June is National Indigenous History Month (NIHM), which began in 2009. It is meant to highlight Indigenous history, people, cultures as well as contributions.
June 21, summer solstice is designated as National Indigenous Peoples Day, and YMM Magazine will proudly launch our special Indigenous issue on that day.
We caught up with a few people to chat more about the importance of NIHM.
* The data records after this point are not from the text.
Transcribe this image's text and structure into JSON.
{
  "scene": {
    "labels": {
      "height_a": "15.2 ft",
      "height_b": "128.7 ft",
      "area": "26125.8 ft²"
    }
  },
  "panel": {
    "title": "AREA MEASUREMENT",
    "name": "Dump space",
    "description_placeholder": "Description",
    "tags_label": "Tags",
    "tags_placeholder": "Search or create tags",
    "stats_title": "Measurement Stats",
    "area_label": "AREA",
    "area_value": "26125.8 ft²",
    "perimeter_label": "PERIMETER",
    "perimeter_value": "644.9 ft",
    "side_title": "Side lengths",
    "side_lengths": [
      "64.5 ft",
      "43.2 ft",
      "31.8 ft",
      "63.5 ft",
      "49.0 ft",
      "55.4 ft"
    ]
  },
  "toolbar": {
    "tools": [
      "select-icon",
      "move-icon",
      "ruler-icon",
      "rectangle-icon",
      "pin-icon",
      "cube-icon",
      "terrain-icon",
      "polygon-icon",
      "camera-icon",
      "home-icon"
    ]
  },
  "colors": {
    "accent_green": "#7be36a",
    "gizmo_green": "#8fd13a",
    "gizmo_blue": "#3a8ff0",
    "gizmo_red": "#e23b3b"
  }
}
Julia McDougall, a Cree Elder from Fort Chipewyan, who now calls Fort McMurray home notes, “National Indigenous History Month is a time for every Canadian, which includes the non- Indigenous, recent immigrants and Indigenous peoples alike to learn the history, diverse cultures, contributions, and the many assimilation policies put in place for the First Peoples. The history of Indigenous Peoples was relatively unknown to many Canadians until recently. First Nations, Inuit, and Métis Peoples have their own unique history to share. Indigenous History Month is an ongoing process to stop the loss and give growth to the distinct histories.”
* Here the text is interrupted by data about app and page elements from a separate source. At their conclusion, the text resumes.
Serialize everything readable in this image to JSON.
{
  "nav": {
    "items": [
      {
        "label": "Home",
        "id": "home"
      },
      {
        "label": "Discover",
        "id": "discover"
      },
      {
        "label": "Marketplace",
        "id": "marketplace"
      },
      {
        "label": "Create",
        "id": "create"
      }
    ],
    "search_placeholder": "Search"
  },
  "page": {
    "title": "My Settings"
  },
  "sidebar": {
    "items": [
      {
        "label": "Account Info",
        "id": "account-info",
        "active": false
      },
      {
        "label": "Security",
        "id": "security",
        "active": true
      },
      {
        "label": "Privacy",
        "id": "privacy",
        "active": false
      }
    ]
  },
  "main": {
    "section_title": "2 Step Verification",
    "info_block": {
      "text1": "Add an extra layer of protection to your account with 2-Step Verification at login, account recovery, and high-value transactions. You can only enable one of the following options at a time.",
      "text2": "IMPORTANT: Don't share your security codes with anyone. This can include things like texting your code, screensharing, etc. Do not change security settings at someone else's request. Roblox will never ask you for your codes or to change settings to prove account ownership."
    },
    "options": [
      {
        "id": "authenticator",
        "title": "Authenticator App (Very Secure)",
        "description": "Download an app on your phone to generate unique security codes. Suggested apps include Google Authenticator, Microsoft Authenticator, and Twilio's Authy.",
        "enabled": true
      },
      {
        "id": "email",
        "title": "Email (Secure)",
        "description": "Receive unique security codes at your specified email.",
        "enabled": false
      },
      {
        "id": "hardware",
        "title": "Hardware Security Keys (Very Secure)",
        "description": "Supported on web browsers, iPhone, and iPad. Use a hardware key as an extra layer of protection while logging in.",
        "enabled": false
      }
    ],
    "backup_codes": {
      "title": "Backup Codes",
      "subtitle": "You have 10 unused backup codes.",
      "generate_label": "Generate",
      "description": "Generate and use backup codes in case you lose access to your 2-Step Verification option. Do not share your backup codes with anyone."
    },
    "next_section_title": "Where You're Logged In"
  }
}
Local Indigenous artist, Amy Keller-Rempp, who has a Tyendinaga Mohawk background comments the month is a “great opportunity for all of us to commemorate some of our controversial history in Canada. Between the residential schools, the 60s scoop, and other sad episodes of our Canadian history, there is a lot more work to do to help the public understand what truth and reconciliation really means.”
Amy has completed a special painting called, “Carried with Love,” in memory of the unmarked graves of 215 children found in a Kamloops residential school last May: https://www.kellerremppart.com/carried-with-love. A national fundraiser, Amy plans to share more details about the painting in the near future.
“As an Indigenous artist, Carried with Love has given me the opportunity to create a bridge for those who have suffered or lost someone in the residential school system, and the public who is interested in learning more about it,” noted Amy, who won the Indigenous Arts award last year from Arts Council Wood Buffalo.
Speaking to YMM Magazine, Dennis Fraser, Director, Indigenous and Rural Relations, Regional Municipality of Wood Buffalo comments “while we should be mindful of the significance of Indigenous history year-round, National Indigenous History Month is a time to shine a brighter light on the contributions and strengths of First Nations, Inuit, and Métis peoples. We are all Treaty people, so the month is also an opportunity for non-Indigenous Canadians across Turtle Island to learn about whose land they are on and to recognize the resilience of Indigenous communities.”
As per an RMWB news release, “community members can find out more, share ideas, and tell (the RMWB) how they are honouring National Indigenous History Month at https://participate.rmwb.ca/NIHM.”
About the author
Kiran is a national award-winning communications specialist, freelance journalist, and social media consultant. She loves telling community stories, and is a strong advocate for inclusion, diversity, women’s rights, and multiculturalism. Got story ideas? Contact her via Twitter: @KiranMK0822.